This sugar is “added sugar” and can be in the form of honey, maple syrup, agave syrup, molasses, stevia, and sugar. Yes, I said sugar! When Beachbody released the Ultimate Portion Fix they took the word “raw” off of the word sugar and it has opened up the food world a little bit. According to them the amount you are aiming for is “8 grams or below of added sugar” to be considered “low sugar”.
Granola, muesli, and oatmeal requirements
When you measure oatmeal you can do it in 2 different ways, cooked or dry. Cooked you just use your yellow container to measure it into your bowl it is as simple as that. But if you want to measure it dry either to use dry or just cooking 1 serving, then you use your Blue container to measure it. 1B of dry oats will yield 1Y of cooked ones.

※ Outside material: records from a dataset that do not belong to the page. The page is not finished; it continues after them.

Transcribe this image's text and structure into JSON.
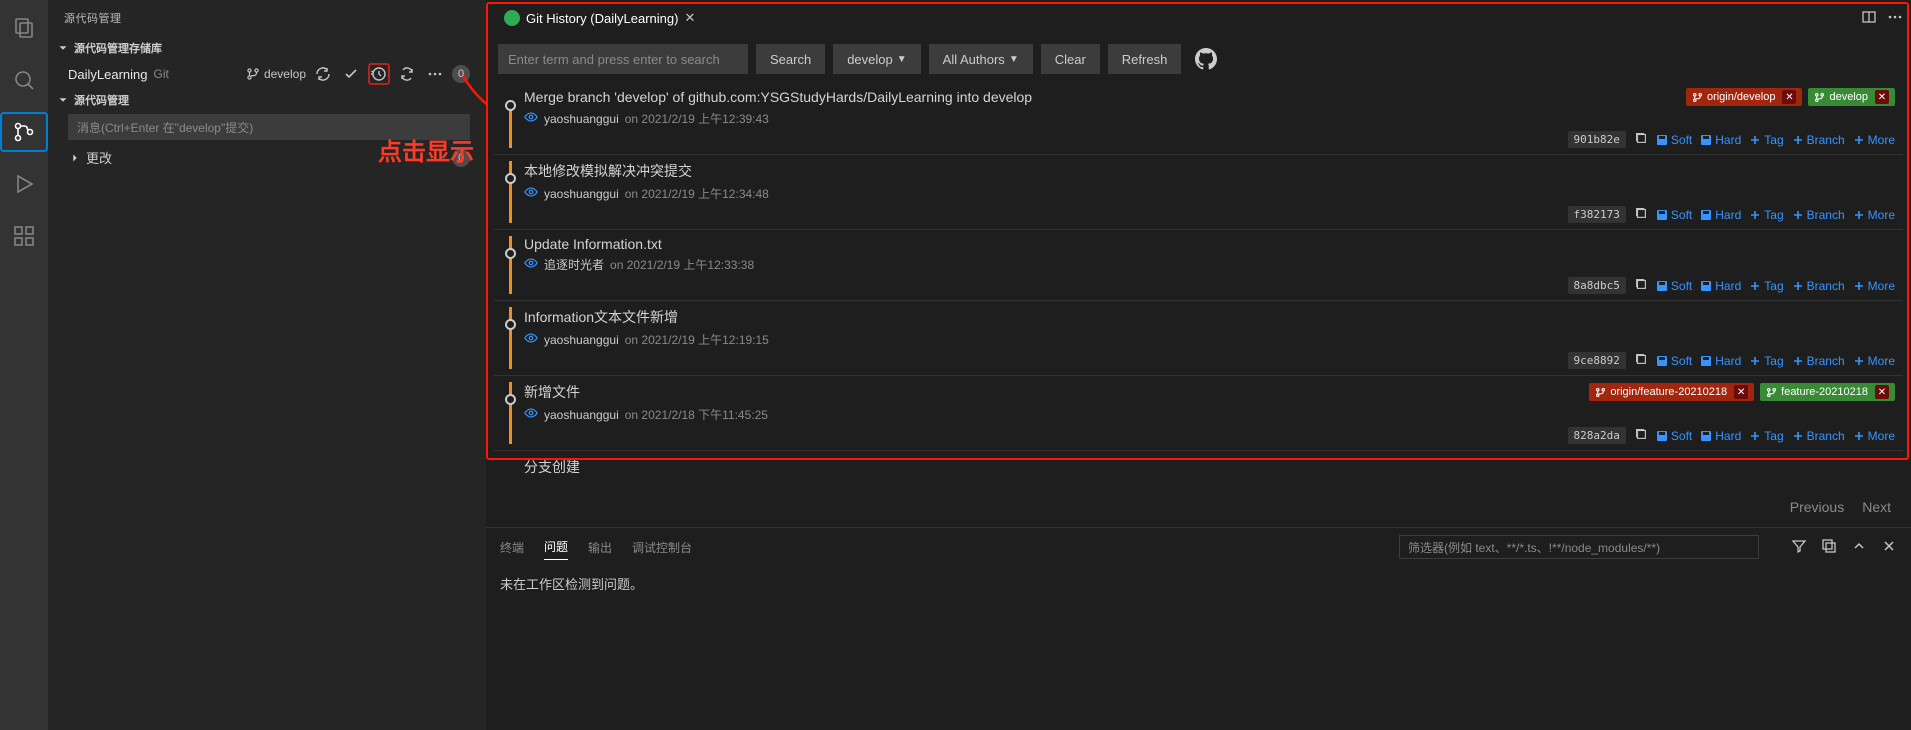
{
  "sidebar": {
    "title": "源代码管理",
    "repo_section": "源代码管理存储库",
    "repo_name": "DailyLearning",
    "repo_vcs": "Git",
    "branch": "develop",
    "badge": "0",
    "scm_section": "源代码管理",
    "message_placeholder": "消息(Ctrl+Enter 在\"develop\"提交)",
    "changes_label": "更改",
    "changes_count": "0"
  },
  "annotation": "点击显示",
  "tab": {
    "title": "Git History (DailyLearning)"
  },
  "toolbar": {
    "search_placeholder": "Enter term and press enter to search",
    "search": "Search",
    "branch": "develop",
    "authors": "All Authors",
    "clear": "Clear",
    "refresh": "Refresh"
  },
  "actions": {
    "soft": "Soft",
    "hard": "Hard",
    "tag": "Tag",
    "branch": "Branch",
    "more": "More"
  },
  "refs": {
    "origin_develop": "origin/develop",
    "develop": "develop",
    "origin_feature": "origin/feature-20210218",
    "feature": "feature-20210218"
  },
  "commits": [
    {
      "title": "Merge branch 'develop' of github.com:YSGStudyHards/DailyLearning into develop",
      "author": "yaoshuanggui",
      "date": "on 2021/2/19 上午12:39:43",
      "hash": "901b82e",
      "refs": [
        "origin_develop",
        "develop"
      ]
    },
    {
      "title": "本地修改模拟解决冲突提交",
      "author": "yaoshuanggui",
      "date": "on 2021/2/19 上午12:34:48",
      "hash": "f382173",
      "refs": []
    },
    {
      "title": "Update Information.txt",
      "author": "追逐时光者",
      "date": "on 2021/2/19 上午12:33:38",
      "hash": "8a8dbc5",
      "refs": []
    },
    {
      "title": "Information文本文件新增",
      "author": "yaoshuanggui",
      "date": "on 2021/2/19 上午12:19:15",
      "hash": "9ce8892",
      "refs": []
    },
    {
      "title": "新增文件",
      "author": "yaoshuanggui",
      "date": "on 2021/2/18 下午11:45:25",
      "hash": "828a2da",
      "refs": [
        "origin_feature",
        "feature"
      ]
    },
    {
      "title": "分支创建",
      "author": "",
      "date": "",
      "hash": "",
      "refs": []
    }
  ],
  "pager": {
    "prev": "Previous",
    "next": "Next"
  },
  "panel": {
    "tabs": {
      "terminal": "终端",
      "problems": "问题",
      "output": "输出",
      "debug": "调试控制台"
    },
    "filter_placeholder": "筛选器(例如 text、**/*.ts、!**/node_modules/**)",
    "body": "未在工作区检测到问题。"
  }
}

The list is specific about the kind of oatmeal that is approved, steel-cut or rolled. Stick to the list! You want the bulkiness of those kinds to help and keep you full. Instant packets might be convenient but those oats have been broken down so much your body doesn’t take very long to digest them.
I am going to mention muesli/granola right here because it really does fall into this category of store-bought boxed convenience foods. Because oatmeal has to be treated as dry vs cooked when measured and that is one of the reasons muesli/granola is measured as 1/4 cup for 1Y. The other reason is because of the sugar, nuts, and seeds that can be added to those products. The less than 8grams of added sugar rule applies to the 1/4 cup for 1Y.
There is another approved cereal that you have to count as a smaller serving, Grapenuts. Again we are going to go by the calories, 1/2 cup serving on the box is over 200 calories. We are keeping our calories around the 100 calorie mark so 1/4 cup of Grapenuts = 1Y.
Other approved cereals
As with my other “shopping” posts, I am going to let the pictures speak 1000 words. I included some of the most well-known brands and some of the ones that you can have more of because…MORE! I hope they help you with finding “approved” cereals that YOU like.
Old Fashioned Shredded Wheat-1 biscuit = 1Y
Spoon Sized Shredded Wheat-1/2 cup = 1Y
Cheerios-1 cup = 1Y
Corn Flakes-1 cup = 1Y
I use Corn Flakes to coat chicken and fish for my air fryer!! I have some Corn Flake Crusted Catfish right here.
Kix- 1 1/4 cup = 1Y
Whole Grain Total-1/2 cup = 1Y
Wheaties-3/4 cup = 1Y
Bran Flakes-1 cup = 1Y
All Bran-1 cup = 1Y
Are these the only approved cereals to be found?
Are these 9 kinds of cereal the ONLY cereals in the universe that fit the criteria “Cereal, Whole Grain, Low Sugar”? NO, there are 100’s of store brands and organic brands that could be included. There is just no way to list them all. This is just a shortlist of cereals that are SUPER LOW in sugar, “up to 8 grams of added sugar” is a little too much for me personally. I try for 5 grams or below and so my list reflects that choice.
Also, I want to point out that this information is based on products in the USA. When finding approved cereals in another country, please double check your labels for unapproved ingredients.
Again these are just examples of what is out there.
What I hope I have done is to give you the information you need to be able to turn that box over and read the label for yourself!
I HAVE a “bread product” post too!